This means that females will lay eggs in water and males will release sperm in the water. With fertilization taking place in the water, it would appear there’s no barreleye romance…
The fertilized eggs float. They move with the flow of the current remaining in the shallows until hatching. They move progressively deeper in the water column as they mature.
In the past, exploration using SOV’s required not only the ridiculously expensive submersibles but the expertise and infrastructure to deploy and operate them.
Large exploration ships, staffed by scientists, submariners and technicians from countless disciplines were required to man an expedition.
It would seem unlikely that sufficient funds would have been raised to ever explore a creature such as barreleyes.
The Future of Exploration is Small and Remote
The technology is now so advanced and sophisticated that SOV’s can be operated by just about anybody.
Frequently called underwater drones, very small SOV’s mitigate against the prohibitive costs that underwater exploration traditionally incurred.
Now, with a set of instructions, a modest boat, and some willing scientists, small underwater drones can be deployed to film the mysteries of the deep.
Catching a Barrel Eye
Catching a barreleye has certainly been achieved. Unfortunately, we’ve caught them accidentally in fishing nets and killed them.
Studying a live specimen requires less clunky methods. But how does one catch these creatures? The answer…It’s tricky.

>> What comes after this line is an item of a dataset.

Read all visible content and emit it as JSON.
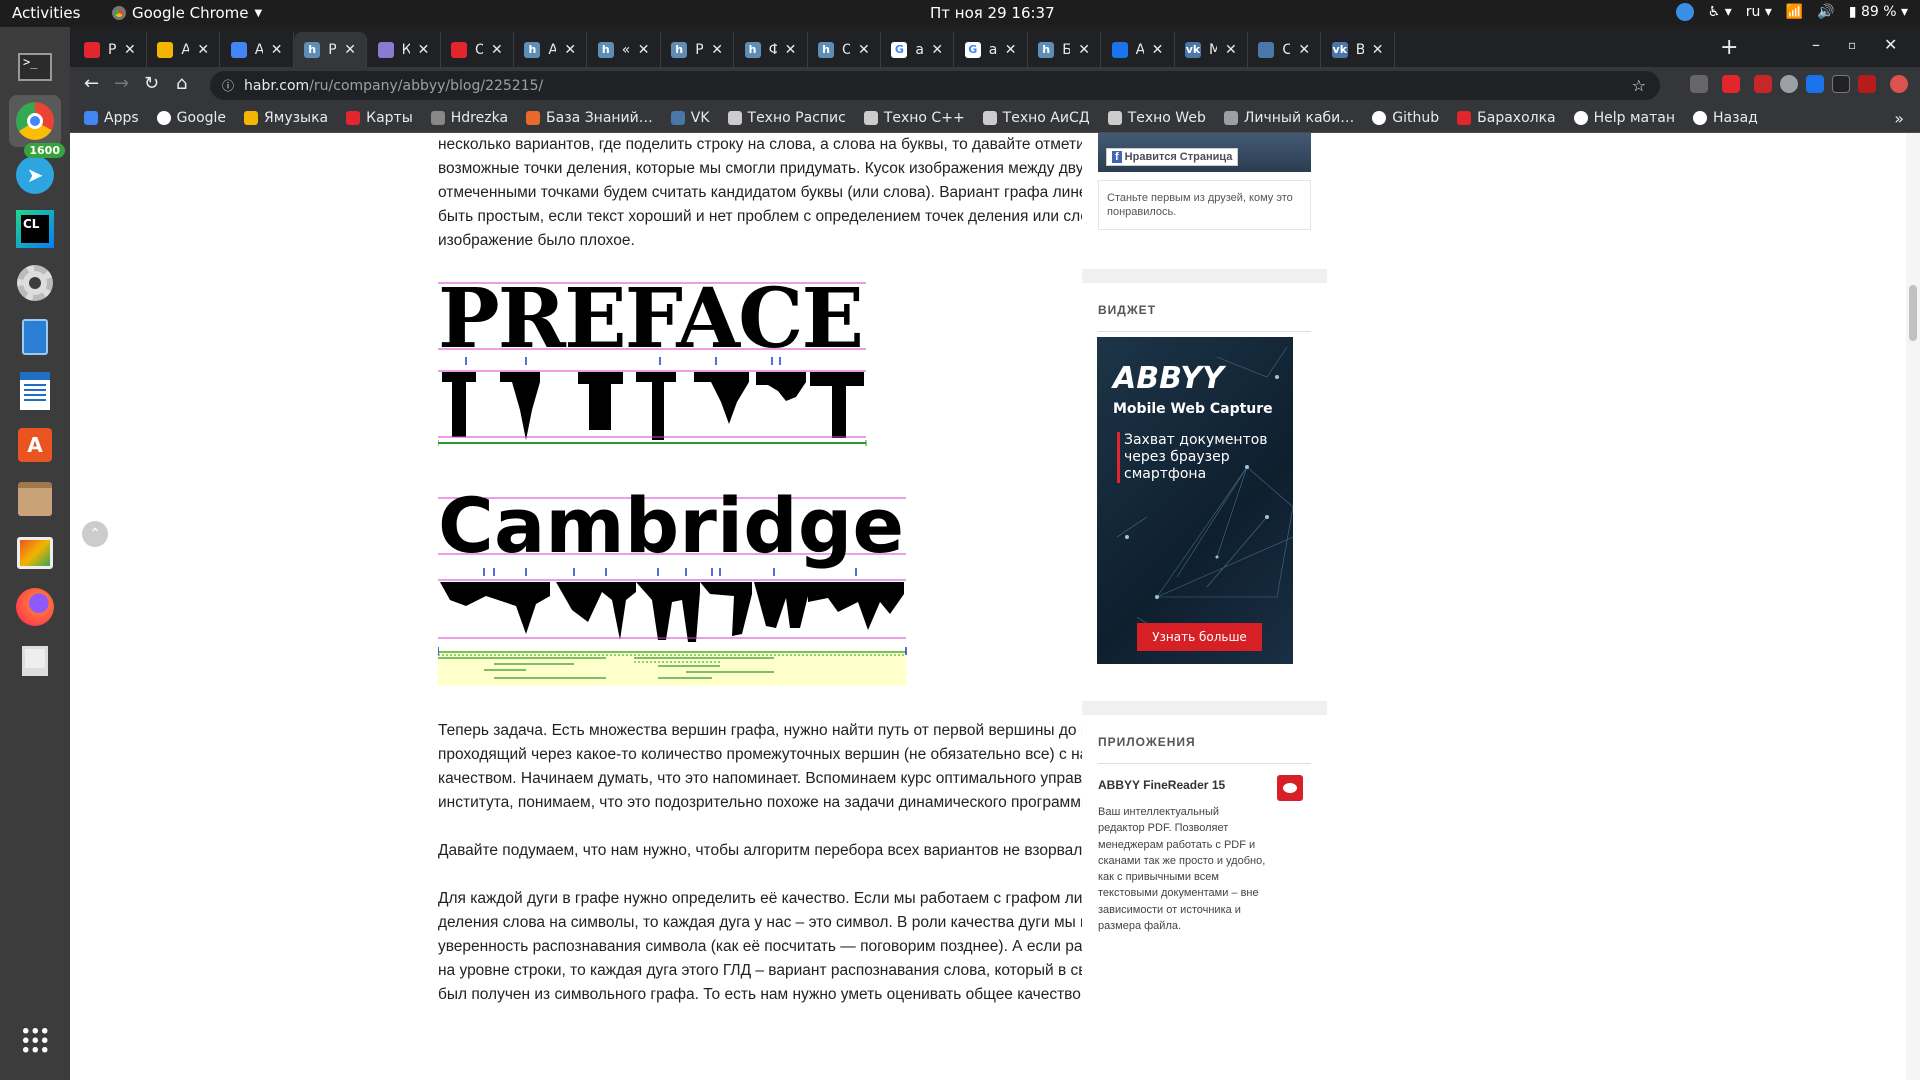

Even the most clever of biologists using sophisticated devices struggle to catch these creatures. Fancy trying to catch fish that can see through the top of their heads. It’s a tough job, as this video illustrates.
Wrapping up The Barreleye
The Barreleye is not an alien. Nor is it a fantasy creature from the latest Disney production.
It’s got some awesome hunting skills, but as far as we know…
It has no mystical powers. And it’s not just weird-looking, it’s flat-out bizarre.
One thing is certain. These creatures are definitely one of the most fascinating members of the earth’s diverse aquatic community.
Science is yet to discover anything quite like the barreleye fish. And it makes you wonder if it’s not one of mother nature’s tricks to confuse the curious.
Product of Evolution
Truth is, recent studies demonstrate there are no tricks here. In an evolutionary sense, barreleyes are a prime example of adaptation.
With tubular eyes on the top of its transparent head, large fins that allow for deft maneuvers in the deep ocean, these creatures are a masterpiece of evolutionary fitness.
There is More to Learn
Given that research breakthroughs are only recent, we can assume there’s at least a handful of marine biologists bursting at the test tube to learn more.
There’s plenty more to learn and further research is needed about the strange and wonderful barreleye fish, and no doubt, it’ll be as interesting as their transparent heads.
So stay tuned to the science journals for their regular fishy dispatches…
If you enjoyed the article, your friends might be curious too… feel free to share this and sate their curious minds as well! If you’re still up for more fish facts, check out the great hammerhead shark or the ocean sunfish.
Featured Image – Screenshot from Macropinna microstoma: A deep-sea fish with a transparent head and tubular eyes (00:32) uploaded by Monterey Bay Aquarium Research Institute Feb 23,2009 https://youtu.be/RM9o4VnfHJU?t=32